Megh is a pentatonic scaled raga which develops into Megh Mallar with the use of komal gandhar megh. Khan’s Purba ang (lower octave) and bol bistar with his soulful voice was accepted by the audience wholeheartedly. A blend of Komal Gandhar with the combination of Pa ni re created magic. His easy flowing akar taan with sapat taan and chut taan along with bol taan was pure bliss. Rashid Khan backed up his first piece with a pahadi thumri, Bey dardi tu ney dard na jaana. He was the only artist who received an encore from the audience. It was then that he sang Yaad piya ki aye which bore the stamp of Ustad Bade Ghulam Ali Khan. He was supported on the harmonium by Vinay Mishra.

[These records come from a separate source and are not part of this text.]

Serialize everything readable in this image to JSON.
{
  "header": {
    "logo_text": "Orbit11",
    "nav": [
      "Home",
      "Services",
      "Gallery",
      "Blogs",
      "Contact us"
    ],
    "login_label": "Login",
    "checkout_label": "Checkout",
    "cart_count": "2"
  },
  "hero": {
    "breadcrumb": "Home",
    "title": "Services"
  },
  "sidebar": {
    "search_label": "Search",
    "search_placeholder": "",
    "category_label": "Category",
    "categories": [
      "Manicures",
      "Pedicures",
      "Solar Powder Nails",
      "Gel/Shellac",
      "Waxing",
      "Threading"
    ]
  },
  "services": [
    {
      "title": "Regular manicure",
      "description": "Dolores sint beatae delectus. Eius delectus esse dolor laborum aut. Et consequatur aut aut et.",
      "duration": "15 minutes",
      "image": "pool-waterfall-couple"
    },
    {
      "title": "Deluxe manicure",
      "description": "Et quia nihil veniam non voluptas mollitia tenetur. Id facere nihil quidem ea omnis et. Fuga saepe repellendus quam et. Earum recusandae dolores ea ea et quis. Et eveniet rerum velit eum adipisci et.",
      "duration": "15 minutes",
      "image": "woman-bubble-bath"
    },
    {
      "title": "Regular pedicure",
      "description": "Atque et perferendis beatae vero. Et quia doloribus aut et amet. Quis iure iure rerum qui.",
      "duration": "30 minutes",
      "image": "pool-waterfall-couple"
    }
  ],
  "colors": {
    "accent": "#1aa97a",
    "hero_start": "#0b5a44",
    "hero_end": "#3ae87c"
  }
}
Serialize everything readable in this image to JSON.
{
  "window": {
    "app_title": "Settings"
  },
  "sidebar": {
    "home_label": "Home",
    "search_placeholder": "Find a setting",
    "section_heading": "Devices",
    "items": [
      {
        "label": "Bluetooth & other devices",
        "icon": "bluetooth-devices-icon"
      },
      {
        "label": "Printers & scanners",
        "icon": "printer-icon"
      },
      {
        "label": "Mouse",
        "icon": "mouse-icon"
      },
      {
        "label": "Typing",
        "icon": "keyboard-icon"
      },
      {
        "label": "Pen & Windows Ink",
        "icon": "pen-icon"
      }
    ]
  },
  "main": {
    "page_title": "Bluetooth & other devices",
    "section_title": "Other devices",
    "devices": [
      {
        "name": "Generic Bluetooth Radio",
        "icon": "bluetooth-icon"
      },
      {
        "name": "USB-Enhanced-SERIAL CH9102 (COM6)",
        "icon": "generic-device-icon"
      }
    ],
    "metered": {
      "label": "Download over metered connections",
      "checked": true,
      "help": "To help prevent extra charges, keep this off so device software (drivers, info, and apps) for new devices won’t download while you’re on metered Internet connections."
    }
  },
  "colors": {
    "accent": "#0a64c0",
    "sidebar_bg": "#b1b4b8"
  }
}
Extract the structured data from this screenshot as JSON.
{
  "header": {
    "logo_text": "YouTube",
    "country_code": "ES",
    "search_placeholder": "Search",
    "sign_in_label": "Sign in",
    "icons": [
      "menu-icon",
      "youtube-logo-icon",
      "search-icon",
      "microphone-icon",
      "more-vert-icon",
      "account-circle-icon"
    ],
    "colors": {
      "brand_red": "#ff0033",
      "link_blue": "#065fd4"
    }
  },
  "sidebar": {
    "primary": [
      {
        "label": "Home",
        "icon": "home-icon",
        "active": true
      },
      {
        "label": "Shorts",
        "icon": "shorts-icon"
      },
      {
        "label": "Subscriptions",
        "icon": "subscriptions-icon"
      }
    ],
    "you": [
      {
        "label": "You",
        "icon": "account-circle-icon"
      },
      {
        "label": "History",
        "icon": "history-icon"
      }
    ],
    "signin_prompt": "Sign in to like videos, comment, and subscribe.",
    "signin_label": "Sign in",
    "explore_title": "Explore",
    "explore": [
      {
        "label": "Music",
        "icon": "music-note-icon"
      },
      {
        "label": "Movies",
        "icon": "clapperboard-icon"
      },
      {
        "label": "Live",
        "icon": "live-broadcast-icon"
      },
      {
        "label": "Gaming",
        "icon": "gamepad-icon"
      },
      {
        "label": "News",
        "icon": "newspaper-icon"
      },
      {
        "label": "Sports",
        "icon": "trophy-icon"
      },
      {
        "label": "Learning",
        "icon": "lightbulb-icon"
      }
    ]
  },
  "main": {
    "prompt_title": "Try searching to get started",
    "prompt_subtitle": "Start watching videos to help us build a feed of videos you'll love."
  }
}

Murad Ali played the sarangi while Akhram Khan was the percussionist. The Gundecha brothers, Umakant and Ramakant are the torch bearers of the Dagar Gharana. They sang Raga Jog, which is a late night raga. The Dhrupad masters started with a meditative alap using both gandhars and developed its beauty. The different tempos of the alap were very enchanting. The most remarkable part was their laykari with double, triple and quadruple parts with different tihayis. They were supported by Pandit Akhilesh Gundecha on the Pakhawaj and Pandit Rajshekhar Vyas on the Rudra Veena. On the last evening of the three day festival Sangeet Natak Awardee Kathaka Rajasree Sirke with her background in theatre took the audience by storm by narrating Ravana-Mandodari Samved. Her experience of watching the storytellers of Ramayana in Banares stood her in good-stead. In the true fashion of a Kathaka she mixed the technique of Kathak with the art of story-telling, thereby creating a very compelling end result. The presentation was highly entertaining. Rajashree Shirke and her troupe warmed up with Swati Tirunal’s Devi Stuti in praise of the primordial Goddess, enacting each of her qualities with grit and power.The character of Devi Saraswathi and Mahisasiurmardini was aesthetically etched. Change of formations at the wink of an eye, did not leave any room for boredom. This and other nuances of Kathak were performed with great élan.